The project will increase the capacity of community hospitals in NH to effectively respond to a biological, chemical, nuclear or other incident that involves injuries and deaths. Events of September 11th and the anthrax cases that followed identified gaps in our ability to address new forms of terror and our ability to respond. Hospitals are the front-line for local public health and medical care for most NH residents in the event of biological, chemical or nuclear incident. The project will identify functions and roles in creating a statewide hospital emergency mutual aid network, create and implement a mutual aid network, identify and modify legal and regulatory barriers to preparedness and establish an on-going system to monitor and test the mutual aid network.

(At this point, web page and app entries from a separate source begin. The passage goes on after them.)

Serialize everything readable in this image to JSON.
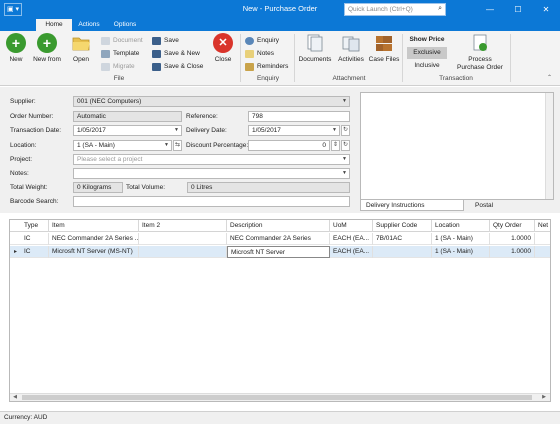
{
  "titlebar": {
    "title": "New - Purchase Order",
    "quick_launch_placeholder": "Quick Launch (Ctrl+Q)",
    "app_button": "▣ ▾",
    "minimize": "—",
    "maximize": "☐",
    "close": "✕"
  },
  "tabs": [
    "Home",
    "Actions",
    "Options"
  ],
  "ribbon": {
    "new": "New",
    "new_from": "New from",
    "open": "Open",
    "document": "Document",
    "template": "Template",
    "migrate": "Migrate",
    "save": "Save",
    "save_new": "Save & New",
    "save_close": "Save & Close",
    "close": "Close",
    "enquiry": "Enquiry",
    "notes": "Notes",
    "reminders": "Reminders",
    "documents": "Documents",
    "activities": "Activities",
    "case_files": "Case Files",
    "show_price": "Show Price",
    "exclusive": "Exclusive",
    "inclusive": "Inclusive",
    "process_po_1": "Process",
    "process_po_2": "Purchase Order",
    "groups": {
      "file": "File",
      "enquiry": "Enquiry",
      "attachment": "Attachment",
      "transaction": "Transaction"
    }
  },
  "form": {
    "supplier_label": "Supplier:",
    "supplier_value": "001  (NEC Computers)",
    "order_number_label": "Order Number:",
    "order_number_value": "Automatic",
    "reference_label": "Reference:",
    "reference_value": "798",
    "transaction_date_label": "Transaction Date:",
    "transaction_date_value": "1/05/2017",
    "delivery_date_label": "Delivery Date:",
    "delivery_date_value": "1/05/2017",
    "location_label": "Location:",
    "location_value": "1  (SA - Main)",
    "discount_label": "Discount Percentage:",
    "discount_value": "0",
    "project_label": "Project:",
    "project_placeholder": "Please select a project",
    "notes_label": "Notes:",
    "notes_value": "",
    "total_weight_label": "Total Weight:",
    "total_weight_value": "0 Kilograms",
    "total_volume_label": "Total Volume:",
    "total_volume_value": "0 Litres",
    "barcode_label": "Barcode Search:",
    "barcode_value": ""
  },
  "panel_tabs": [
    "Delivery Instructions",
    "Postal"
  ],
  "grid": {
    "columns": [
      "Type",
      "Item",
      "Item 2",
      "Description",
      "UoM",
      "Supplier Code",
      "Location",
      "Qty Order",
      "Net D"
    ],
    "rows": [
      [
        "IC",
        "NEC Commander 2A Series ...",
        "",
        "NEC Commander 2A Series",
        "EACH  (EA...",
        "7B/01AC",
        "1  (SA - Main)",
        "1.0000",
        ""
      ],
      [
        "IC",
        "Microsft NT Server  (MS-NT)",
        "",
        "Microsft NT Server",
        "EACH  (EA...",
        "",
        "1  (SA - Main)",
        "1.0000",
        ""
      ]
    ],
    "current_row_marker": "▸"
  },
  "status": {
    "currency": "Currency: AUD"
  },
  "colors": {
    "accent": "#0c78d6",
    "ribbon_bg": "#f3f3f3",
    "selected_row": "#dceaf7"
  }
}
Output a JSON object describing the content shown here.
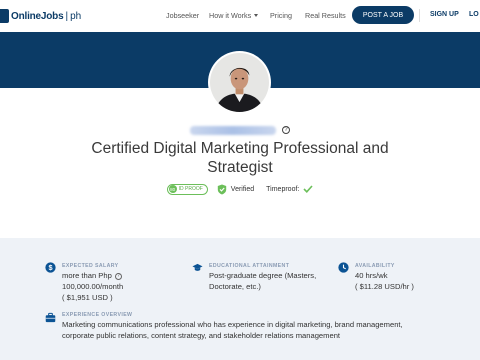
{
  "header": {
    "logo_text": "OnlineJobs",
    "logo_sep": "|",
    "logo_suffix": "ph",
    "nav": {
      "jobseeker": "Jobseeker",
      "how_it_works": "How it Works",
      "pricing": "Pricing",
      "real_results": "Real Results"
    },
    "post_job": "POST A JOB",
    "sign_up": "SIGN UP",
    "login": "LO"
  },
  "colors": {
    "brand_navy": "#0b3b66",
    "panel_bg": "#eef2f7",
    "verified_green": "#6cbf5a",
    "label_gray": "#8a9bb3"
  },
  "profile": {
    "title": "Certified Digital Marketing Professional and Strategist",
    "id_proof_score": "80",
    "id_proof_label": "ID PROOF",
    "verified_label": "Verified",
    "timeproof_label": "Timeproof:"
  },
  "details": {
    "expected_salary": {
      "label": "EXPECTED SALARY",
      "line1": "more than Php",
      "line2": "100,000.00/month",
      "line3": "( $1,951 USD )"
    },
    "education": {
      "label": "EDUCATIONAL ATTAINMENT",
      "line1": "Post-graduate degree (Masters,",
      "line2": "Doctorate, etc.)"
    },
    "availability": {
      "label": "AVAILABILITY",
      "line1": "40 hrs/wk",
      "line2": "( $11.28 USD/hr )"
    },
    "experience": {
      "label": "EXPERIENCE OVERVIEW",
      "line1": "Marketing communications professional who has experience in digital marketing, brand management,",
      "line2": "corporate public relations, content strategy, and stakeholder relations management"
    }
  }
}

The grant will provide the expertise and leadership of a medical consultant to address the clinical dimensions of creating a statewide hospital emergency mutual aid network and accomplish this in a timely manner. The grant will assess current clinical elements of preparedness (e.g., triage protocols, quarantine and decontamination procedures, pharmaceutical inventories, clinical staffing capacity, etc.) and integrate these elements into a coordinated plan with 32 hospitals and the State, based on agreements defining specific roles and resources within the hospital emergency mutual aid network.